Leandro Barbosa, anybody?
I was confused why they let Barbosa walk. Sure, he was unproductive in the Miami series, but so were a lot of people. During the regular season, though, he was one of the few Pacers bench players who could create his own shot. Now look at this bench and tell me: Who can do the same thing?
At least Ian Mahinmi has been a nice upgrade over Lou Amundson. No complaints about him. Except maybe that most of his tweets are in French. And I don’t speak French.
And then there’s Tyler Hansbrough, whose minutes are going to get cut if he doesn’t start showing a bit more offensive flair.
“We’ve got to start looking for minutes for Jeff (Pendergraph),’’ Vogel said. “And our rookies (Miles Plumlee and Orlando Johnson) are starting to come along.’’
Hansbrough simply hasn’t improved since his second year. He still plays hard, still gets rebounds and defends, but he has no low-post moves and isn’t hitting that 15-foot jumper he was making with such alacrity his second season in the league. He came into the Cleveland game averaging 5.9 points and shooting 38 percent from the field.

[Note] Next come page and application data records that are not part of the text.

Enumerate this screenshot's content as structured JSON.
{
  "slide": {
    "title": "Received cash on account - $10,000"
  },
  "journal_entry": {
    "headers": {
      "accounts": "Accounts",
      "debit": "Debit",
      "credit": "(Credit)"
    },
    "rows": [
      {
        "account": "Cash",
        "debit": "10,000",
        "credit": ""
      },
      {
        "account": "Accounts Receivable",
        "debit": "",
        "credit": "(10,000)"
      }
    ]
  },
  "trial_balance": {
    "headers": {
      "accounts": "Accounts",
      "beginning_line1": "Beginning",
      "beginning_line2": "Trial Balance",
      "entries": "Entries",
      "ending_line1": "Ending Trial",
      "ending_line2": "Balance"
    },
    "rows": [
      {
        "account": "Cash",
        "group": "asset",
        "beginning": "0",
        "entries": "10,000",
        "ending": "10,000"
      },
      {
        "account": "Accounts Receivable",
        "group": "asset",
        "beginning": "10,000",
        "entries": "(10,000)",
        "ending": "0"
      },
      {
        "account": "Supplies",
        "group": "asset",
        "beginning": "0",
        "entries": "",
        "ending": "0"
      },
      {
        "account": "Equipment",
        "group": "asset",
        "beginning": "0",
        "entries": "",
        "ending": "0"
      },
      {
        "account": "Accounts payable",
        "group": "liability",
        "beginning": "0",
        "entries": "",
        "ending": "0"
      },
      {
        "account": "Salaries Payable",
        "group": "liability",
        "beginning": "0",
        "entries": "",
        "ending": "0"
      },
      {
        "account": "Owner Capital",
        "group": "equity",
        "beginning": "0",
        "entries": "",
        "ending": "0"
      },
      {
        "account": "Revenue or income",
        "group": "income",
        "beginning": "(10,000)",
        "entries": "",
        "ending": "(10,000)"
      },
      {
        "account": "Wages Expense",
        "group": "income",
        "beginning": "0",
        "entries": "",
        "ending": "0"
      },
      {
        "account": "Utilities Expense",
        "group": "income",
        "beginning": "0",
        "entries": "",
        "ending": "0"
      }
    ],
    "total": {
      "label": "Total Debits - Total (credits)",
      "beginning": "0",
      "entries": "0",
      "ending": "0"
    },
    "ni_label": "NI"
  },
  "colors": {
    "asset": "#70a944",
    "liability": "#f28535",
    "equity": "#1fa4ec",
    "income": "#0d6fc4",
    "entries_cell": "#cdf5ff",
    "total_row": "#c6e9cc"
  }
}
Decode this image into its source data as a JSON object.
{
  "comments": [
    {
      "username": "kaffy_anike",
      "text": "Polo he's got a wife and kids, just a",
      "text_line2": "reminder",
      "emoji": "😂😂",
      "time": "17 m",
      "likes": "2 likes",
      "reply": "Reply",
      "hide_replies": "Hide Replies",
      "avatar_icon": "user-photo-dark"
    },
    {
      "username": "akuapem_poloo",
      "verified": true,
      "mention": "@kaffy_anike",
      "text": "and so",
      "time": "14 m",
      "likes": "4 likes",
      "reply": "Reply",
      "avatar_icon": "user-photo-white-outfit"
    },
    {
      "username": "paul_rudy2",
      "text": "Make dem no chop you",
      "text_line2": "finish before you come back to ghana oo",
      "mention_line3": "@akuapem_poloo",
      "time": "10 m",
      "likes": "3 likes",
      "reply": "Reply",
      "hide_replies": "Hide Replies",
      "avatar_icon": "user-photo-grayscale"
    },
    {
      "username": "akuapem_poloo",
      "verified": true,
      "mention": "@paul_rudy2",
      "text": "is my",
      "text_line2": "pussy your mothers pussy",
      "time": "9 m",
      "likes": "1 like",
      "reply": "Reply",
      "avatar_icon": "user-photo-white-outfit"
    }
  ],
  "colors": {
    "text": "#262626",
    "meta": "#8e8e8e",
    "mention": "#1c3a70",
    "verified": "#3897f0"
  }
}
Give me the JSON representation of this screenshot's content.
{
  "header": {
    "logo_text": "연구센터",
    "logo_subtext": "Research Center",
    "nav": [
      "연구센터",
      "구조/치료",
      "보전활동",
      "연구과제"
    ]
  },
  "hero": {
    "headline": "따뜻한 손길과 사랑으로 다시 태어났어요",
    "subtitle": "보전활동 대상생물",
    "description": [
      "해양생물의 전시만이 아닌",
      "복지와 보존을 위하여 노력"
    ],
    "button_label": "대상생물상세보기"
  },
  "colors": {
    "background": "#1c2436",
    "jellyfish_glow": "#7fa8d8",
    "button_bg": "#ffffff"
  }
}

“We knew changing our bench didn’t necessarily mean improvement,’’ Vogel said. “Obviously, we hoped for it, but remember, last year’s bench wasn’t succeeding at a high level, either, which was why we made all those changes. I’ve just got to keep challenging them to be better, and I’ve got to find a way to use them better.’’
Eventually (we think), Danny Granger will return, which will not only empower the starting unit, but allow Lance Stephenson to return to the second unit. Stephenson has had a nice year and will be a good addition at the two-guard. Just don’t look for him to play the point.
By then, they either need Ben Hansbrough to turn into Jeremy Lin, or they need Augustin to rediscover his game.
Or they need to make a deal.
Preferably, and necessarily, the latter.
Bob Kravitz is a columnist for The Indianapolis Star. Call him at (317) 444-6643 or email firstname.lastname@example.org. You can also follow Bob on Twitter at @bkravitz.
Last edited by BillS; 12-13-2012 at 09:53 AM.